== Input ==
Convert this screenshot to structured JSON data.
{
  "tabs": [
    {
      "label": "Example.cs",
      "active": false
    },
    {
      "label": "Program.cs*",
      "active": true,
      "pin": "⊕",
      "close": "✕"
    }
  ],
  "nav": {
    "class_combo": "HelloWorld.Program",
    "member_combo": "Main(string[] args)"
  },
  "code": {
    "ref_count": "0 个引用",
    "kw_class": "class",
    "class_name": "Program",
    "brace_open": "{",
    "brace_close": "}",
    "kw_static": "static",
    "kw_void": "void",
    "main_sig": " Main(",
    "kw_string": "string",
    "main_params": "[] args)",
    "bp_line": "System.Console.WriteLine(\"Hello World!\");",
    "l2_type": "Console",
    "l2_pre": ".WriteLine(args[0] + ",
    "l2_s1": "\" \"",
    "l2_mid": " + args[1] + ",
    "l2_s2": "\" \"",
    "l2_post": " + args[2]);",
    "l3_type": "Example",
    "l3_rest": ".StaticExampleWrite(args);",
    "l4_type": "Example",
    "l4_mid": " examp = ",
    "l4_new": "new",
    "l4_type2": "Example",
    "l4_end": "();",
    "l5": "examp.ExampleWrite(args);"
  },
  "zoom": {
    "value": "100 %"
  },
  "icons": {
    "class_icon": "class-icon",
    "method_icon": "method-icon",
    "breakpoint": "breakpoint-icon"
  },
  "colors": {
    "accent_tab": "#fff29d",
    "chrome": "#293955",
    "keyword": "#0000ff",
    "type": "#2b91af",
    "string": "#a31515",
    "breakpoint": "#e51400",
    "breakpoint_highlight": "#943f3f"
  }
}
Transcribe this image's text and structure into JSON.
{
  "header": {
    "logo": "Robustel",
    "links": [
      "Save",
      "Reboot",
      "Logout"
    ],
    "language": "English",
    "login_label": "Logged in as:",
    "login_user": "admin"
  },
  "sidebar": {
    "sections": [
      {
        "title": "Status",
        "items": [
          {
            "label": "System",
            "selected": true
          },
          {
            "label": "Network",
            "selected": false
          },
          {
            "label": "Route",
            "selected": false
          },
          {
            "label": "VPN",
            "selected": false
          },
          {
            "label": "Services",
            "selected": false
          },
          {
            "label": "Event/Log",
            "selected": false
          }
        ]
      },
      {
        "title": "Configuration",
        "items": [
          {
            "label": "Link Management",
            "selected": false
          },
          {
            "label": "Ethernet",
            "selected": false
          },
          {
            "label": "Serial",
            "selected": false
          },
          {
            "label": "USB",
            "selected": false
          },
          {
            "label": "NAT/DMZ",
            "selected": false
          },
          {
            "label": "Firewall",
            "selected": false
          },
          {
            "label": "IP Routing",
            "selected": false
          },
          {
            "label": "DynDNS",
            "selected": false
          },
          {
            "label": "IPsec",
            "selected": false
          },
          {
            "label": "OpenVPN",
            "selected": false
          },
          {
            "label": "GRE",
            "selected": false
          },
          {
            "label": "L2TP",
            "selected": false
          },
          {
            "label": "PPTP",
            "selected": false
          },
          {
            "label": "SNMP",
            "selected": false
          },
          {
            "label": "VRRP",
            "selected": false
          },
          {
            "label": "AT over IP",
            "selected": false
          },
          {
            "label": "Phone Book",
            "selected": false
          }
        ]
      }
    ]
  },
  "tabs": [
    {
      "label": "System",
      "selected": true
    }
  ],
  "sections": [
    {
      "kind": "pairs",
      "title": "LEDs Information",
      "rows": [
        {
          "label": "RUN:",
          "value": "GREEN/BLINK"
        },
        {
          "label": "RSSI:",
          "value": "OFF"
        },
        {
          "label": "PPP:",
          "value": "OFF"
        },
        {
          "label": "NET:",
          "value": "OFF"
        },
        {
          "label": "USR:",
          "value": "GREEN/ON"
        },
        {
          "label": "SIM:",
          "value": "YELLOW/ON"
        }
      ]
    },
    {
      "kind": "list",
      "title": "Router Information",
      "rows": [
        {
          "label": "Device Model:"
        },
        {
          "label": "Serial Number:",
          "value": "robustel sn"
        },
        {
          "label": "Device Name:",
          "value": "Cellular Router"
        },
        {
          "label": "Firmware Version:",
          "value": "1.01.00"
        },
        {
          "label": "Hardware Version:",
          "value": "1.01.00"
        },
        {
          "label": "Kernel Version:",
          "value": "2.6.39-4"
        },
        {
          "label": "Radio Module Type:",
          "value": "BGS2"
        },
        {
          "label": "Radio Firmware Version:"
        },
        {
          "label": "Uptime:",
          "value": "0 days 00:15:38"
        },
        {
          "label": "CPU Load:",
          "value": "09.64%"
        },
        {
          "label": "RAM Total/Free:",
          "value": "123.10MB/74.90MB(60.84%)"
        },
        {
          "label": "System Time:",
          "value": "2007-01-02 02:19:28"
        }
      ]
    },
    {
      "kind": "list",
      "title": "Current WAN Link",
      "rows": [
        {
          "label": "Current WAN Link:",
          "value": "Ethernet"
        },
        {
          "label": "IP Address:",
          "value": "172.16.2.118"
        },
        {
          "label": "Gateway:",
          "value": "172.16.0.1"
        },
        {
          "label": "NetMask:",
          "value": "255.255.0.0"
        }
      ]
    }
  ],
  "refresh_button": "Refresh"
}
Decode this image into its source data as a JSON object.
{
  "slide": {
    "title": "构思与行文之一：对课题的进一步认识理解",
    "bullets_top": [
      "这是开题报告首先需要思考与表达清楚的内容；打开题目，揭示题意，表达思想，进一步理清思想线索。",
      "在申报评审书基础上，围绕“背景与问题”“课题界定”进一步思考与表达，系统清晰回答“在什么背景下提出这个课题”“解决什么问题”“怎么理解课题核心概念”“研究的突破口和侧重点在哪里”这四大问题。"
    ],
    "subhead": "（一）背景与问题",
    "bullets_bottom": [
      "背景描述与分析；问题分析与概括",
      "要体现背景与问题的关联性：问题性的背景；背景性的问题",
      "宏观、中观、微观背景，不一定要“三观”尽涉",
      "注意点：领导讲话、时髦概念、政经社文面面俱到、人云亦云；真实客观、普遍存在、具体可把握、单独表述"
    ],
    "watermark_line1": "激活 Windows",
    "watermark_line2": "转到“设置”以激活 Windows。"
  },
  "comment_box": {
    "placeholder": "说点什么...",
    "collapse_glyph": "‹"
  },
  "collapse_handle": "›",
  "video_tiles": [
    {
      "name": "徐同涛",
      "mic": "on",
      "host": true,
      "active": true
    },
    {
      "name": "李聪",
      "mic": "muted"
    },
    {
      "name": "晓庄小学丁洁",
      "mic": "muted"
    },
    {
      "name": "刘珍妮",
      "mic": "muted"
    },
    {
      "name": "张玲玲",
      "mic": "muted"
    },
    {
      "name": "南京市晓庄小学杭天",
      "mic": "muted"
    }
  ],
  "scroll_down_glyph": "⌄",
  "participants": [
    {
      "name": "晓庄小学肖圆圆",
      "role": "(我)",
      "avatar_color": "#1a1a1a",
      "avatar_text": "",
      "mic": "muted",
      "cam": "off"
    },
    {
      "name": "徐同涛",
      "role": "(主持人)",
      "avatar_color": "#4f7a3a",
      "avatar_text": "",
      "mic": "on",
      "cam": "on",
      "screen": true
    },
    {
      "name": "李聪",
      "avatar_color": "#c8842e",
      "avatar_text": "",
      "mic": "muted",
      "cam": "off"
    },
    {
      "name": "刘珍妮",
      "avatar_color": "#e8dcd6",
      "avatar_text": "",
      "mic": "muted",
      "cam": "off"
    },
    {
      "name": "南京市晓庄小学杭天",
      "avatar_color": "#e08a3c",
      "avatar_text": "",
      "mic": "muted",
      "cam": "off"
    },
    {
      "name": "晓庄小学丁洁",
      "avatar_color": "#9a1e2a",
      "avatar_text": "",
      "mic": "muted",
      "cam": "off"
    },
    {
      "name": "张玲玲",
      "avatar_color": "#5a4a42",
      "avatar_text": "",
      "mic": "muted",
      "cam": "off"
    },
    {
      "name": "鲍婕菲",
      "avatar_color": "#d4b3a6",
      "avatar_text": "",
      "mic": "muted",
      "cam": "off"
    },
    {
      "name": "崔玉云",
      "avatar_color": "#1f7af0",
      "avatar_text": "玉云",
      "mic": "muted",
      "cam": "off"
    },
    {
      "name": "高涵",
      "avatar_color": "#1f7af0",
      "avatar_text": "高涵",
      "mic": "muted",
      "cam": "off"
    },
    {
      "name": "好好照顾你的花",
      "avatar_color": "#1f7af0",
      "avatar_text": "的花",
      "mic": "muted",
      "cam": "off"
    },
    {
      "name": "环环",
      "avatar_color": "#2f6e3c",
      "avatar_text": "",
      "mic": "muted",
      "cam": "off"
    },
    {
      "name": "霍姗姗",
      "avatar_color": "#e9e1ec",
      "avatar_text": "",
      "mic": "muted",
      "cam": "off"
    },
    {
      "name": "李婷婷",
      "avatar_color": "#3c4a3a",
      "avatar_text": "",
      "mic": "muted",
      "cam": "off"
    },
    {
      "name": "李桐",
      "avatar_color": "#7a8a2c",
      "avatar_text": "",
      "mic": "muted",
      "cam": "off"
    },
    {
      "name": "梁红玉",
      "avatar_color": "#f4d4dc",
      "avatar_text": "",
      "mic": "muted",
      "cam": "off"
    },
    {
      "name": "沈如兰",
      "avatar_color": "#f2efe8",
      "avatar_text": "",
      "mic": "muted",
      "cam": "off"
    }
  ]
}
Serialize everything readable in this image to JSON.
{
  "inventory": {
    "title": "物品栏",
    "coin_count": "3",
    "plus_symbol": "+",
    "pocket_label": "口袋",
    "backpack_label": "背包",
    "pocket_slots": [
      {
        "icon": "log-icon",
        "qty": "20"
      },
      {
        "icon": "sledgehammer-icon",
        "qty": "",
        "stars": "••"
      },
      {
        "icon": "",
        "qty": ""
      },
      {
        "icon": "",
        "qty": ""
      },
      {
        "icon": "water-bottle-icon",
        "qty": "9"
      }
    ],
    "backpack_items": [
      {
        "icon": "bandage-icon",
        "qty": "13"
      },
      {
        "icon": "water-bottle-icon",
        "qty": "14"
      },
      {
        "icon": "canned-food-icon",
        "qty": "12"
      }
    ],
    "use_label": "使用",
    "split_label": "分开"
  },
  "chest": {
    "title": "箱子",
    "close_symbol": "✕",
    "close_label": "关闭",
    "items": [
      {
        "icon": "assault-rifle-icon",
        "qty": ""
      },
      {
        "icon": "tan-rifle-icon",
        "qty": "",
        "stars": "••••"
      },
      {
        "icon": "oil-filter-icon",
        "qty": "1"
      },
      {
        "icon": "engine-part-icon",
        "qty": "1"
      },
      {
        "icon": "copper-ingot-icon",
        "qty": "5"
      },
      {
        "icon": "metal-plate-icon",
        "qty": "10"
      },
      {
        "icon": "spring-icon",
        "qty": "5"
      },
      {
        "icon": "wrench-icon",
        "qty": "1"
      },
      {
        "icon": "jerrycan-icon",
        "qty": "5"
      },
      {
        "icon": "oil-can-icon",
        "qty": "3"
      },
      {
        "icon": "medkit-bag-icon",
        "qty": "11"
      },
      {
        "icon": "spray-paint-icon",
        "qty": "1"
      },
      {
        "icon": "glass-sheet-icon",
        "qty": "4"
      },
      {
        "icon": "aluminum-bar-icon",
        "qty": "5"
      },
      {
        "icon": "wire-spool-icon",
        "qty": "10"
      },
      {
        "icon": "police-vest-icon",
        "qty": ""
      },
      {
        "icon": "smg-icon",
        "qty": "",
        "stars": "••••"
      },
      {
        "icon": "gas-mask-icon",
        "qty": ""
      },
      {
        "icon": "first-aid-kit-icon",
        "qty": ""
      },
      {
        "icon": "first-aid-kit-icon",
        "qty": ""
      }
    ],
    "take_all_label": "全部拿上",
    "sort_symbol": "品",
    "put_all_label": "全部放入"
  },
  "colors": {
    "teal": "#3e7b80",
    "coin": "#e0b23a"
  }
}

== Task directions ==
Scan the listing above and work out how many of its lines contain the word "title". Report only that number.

== Task output ==
8